The article pointed out that Voser’s ascension to the CEO role, after he returned to Royal Dutch Shell, was notable for a “blunt” memo describing the need to change a culture that was “too consensus oriented,” to create a stronger performance culture. Voser was qualified to make such observations, given his credibility as an insider with 25 years’ experience at Shell, but perhaps his most unique qualification was the formative experience at ABB. Had he not tossed himself away from Shell, returning at just the right place, he would have been less qualified for the CEO role.
Talent management and leadership efforts still operate on traditional employment assumptions such as:
• The objective is to get people to join and stay.
• Hiring executives from outside is a last resort when we fail to develop talent internally.
• We should minimize turnover among the highest-potential employees.
• We should discourage employees from close relationships with competitors, for fear of losing them, their intellectual property or both.
These assumptions can set you up for failure to capitalize on opportunities like those of Elop and Voser, much like holding tightly to a boomerang as if it were a club.
Those two cases were most likely not planned aspects of the organizations’ leadership strategies, but in the future, winning organizations may want to create such opportunities. Marketing and production “systems” already break down organizational boundaries, work with organizations that are simultaneously competitors and collaborators, and deconstruct and distribute processes that were formerly done in-house. In the same way, your future talent management and leadership development “systems” will increasingly be disintermediated, boundaryless and permeable in defining competitor-collaborator relationships.
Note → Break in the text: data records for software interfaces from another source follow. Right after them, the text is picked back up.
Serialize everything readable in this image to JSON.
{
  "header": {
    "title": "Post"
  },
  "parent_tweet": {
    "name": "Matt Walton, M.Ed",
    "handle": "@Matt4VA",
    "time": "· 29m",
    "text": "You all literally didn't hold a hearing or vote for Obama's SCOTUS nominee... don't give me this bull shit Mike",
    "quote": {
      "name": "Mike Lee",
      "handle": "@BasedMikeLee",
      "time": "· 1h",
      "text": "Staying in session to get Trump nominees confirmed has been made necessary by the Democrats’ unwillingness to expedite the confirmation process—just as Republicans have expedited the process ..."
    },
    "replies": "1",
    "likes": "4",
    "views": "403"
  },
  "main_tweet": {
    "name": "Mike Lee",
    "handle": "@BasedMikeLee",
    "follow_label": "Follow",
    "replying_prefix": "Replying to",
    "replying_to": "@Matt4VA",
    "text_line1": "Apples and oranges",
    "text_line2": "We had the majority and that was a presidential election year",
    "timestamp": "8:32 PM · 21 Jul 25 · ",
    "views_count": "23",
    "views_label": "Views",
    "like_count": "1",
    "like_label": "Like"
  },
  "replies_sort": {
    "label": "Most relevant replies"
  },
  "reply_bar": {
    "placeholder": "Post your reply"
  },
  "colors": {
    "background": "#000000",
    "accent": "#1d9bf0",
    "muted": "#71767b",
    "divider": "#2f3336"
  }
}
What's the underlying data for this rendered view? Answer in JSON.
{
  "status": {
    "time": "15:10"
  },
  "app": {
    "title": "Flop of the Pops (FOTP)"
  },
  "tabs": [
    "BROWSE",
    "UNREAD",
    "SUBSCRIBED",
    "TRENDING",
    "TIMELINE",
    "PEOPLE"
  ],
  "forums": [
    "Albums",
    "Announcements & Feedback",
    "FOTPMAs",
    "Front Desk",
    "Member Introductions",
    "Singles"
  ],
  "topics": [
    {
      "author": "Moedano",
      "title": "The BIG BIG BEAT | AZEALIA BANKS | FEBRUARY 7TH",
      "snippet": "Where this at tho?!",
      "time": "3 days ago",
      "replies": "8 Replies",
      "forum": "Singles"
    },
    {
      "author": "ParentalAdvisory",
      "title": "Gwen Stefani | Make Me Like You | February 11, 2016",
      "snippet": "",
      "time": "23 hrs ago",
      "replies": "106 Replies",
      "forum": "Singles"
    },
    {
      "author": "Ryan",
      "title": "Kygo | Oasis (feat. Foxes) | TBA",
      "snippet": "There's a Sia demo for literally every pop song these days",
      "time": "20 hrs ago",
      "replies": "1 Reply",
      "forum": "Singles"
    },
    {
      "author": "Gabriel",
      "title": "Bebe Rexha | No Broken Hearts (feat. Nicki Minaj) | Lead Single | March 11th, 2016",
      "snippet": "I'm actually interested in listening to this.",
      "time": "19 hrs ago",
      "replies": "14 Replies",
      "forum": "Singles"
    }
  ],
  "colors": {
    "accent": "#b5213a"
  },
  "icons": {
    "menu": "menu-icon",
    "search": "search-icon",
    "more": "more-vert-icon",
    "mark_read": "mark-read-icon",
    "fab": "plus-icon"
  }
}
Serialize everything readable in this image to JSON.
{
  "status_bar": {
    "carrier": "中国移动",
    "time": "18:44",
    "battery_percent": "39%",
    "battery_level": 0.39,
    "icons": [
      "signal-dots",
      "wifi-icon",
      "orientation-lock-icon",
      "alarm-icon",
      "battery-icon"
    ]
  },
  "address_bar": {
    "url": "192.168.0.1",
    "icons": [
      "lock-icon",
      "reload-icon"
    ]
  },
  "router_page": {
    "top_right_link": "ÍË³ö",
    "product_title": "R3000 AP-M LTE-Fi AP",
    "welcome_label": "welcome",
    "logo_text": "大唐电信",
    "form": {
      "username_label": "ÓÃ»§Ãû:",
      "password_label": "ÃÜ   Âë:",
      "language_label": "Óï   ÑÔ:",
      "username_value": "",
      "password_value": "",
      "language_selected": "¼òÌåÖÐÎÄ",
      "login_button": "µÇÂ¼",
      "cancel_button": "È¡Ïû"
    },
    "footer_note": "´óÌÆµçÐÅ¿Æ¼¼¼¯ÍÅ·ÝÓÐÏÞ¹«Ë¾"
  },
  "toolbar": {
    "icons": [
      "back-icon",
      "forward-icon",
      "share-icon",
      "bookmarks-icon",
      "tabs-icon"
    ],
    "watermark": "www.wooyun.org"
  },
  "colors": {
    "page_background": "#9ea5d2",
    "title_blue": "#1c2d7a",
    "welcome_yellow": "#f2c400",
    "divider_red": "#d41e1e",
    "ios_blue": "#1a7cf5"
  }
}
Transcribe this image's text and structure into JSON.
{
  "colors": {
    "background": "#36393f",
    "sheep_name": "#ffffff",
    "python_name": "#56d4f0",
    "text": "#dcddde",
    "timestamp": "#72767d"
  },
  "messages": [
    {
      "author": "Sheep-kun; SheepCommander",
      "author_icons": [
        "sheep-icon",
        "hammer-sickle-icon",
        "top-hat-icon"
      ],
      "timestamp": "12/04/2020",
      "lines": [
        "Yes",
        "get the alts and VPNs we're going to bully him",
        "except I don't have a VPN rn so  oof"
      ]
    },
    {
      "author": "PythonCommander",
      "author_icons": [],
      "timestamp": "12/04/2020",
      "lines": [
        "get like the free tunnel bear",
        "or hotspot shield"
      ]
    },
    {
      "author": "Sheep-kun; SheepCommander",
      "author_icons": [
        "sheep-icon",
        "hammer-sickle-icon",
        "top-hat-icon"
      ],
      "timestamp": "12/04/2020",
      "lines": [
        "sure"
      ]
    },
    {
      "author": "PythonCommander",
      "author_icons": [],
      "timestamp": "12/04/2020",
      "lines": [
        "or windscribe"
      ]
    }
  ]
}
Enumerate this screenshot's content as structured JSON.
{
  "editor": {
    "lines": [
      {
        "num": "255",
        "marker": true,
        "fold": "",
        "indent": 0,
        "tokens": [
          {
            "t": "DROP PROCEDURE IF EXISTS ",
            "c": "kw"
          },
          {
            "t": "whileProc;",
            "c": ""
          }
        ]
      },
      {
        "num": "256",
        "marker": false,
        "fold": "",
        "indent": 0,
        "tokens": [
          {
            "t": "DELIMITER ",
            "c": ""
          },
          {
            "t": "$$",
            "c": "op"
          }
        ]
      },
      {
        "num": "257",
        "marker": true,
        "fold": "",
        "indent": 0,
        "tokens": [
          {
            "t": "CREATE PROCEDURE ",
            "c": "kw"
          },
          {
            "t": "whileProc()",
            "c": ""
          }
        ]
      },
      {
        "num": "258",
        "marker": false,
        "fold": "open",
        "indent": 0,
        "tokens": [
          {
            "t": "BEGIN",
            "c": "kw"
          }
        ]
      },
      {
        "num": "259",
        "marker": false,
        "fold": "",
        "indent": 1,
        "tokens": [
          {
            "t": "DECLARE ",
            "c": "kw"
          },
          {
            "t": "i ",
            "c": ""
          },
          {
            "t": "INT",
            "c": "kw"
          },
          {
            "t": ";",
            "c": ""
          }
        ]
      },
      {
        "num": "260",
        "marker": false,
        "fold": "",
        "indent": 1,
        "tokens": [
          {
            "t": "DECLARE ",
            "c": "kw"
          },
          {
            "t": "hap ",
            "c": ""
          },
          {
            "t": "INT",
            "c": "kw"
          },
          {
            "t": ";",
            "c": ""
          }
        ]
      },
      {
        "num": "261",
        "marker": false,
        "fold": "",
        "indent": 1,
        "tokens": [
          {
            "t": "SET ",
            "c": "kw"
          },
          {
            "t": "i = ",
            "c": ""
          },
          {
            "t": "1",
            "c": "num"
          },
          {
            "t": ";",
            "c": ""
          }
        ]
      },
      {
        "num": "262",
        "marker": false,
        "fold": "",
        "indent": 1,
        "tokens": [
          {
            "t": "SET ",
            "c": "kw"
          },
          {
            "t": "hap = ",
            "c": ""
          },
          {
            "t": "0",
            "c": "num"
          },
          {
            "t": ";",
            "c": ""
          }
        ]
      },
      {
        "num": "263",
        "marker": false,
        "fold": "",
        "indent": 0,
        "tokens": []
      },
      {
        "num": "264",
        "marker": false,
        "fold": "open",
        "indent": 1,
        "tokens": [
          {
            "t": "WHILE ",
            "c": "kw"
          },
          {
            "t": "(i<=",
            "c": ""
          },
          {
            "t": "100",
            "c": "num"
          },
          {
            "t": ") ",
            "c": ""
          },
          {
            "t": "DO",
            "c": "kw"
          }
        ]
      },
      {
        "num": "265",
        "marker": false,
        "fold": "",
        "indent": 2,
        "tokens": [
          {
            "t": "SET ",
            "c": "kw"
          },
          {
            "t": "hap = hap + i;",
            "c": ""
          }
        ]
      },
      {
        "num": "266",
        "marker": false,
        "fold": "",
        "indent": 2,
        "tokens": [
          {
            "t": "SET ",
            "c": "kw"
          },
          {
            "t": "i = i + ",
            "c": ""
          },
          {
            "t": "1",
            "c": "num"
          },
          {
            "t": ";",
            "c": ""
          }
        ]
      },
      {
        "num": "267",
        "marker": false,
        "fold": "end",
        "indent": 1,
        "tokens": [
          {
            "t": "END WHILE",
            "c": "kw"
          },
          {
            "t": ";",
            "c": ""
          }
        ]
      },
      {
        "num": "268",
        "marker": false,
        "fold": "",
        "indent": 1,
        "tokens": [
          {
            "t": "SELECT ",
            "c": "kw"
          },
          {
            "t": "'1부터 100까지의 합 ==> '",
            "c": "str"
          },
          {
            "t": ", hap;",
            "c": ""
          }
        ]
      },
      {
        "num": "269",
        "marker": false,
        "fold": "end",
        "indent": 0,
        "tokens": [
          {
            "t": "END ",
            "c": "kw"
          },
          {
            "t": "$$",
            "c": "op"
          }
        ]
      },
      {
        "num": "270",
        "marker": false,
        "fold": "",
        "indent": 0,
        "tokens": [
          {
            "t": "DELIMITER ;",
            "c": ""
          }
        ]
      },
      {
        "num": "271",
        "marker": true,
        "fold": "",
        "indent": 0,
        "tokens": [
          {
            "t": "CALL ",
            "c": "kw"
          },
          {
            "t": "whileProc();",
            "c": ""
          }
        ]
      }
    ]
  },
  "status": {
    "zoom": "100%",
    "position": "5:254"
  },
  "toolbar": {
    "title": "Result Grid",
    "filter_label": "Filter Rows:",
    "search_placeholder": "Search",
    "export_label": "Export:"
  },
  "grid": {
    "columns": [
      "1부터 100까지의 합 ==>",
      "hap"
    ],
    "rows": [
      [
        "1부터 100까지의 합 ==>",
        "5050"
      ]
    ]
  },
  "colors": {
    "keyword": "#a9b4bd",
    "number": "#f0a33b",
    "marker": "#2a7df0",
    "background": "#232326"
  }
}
John Boudreau is professor and research director at the University of Southern California’s Marshall School of Business and Center for Effective Organizations, and author of Retooling HR: Using Proven Business Tools to Make Better Decisions About Talent. He can be reached at firstname.lastname@example.org.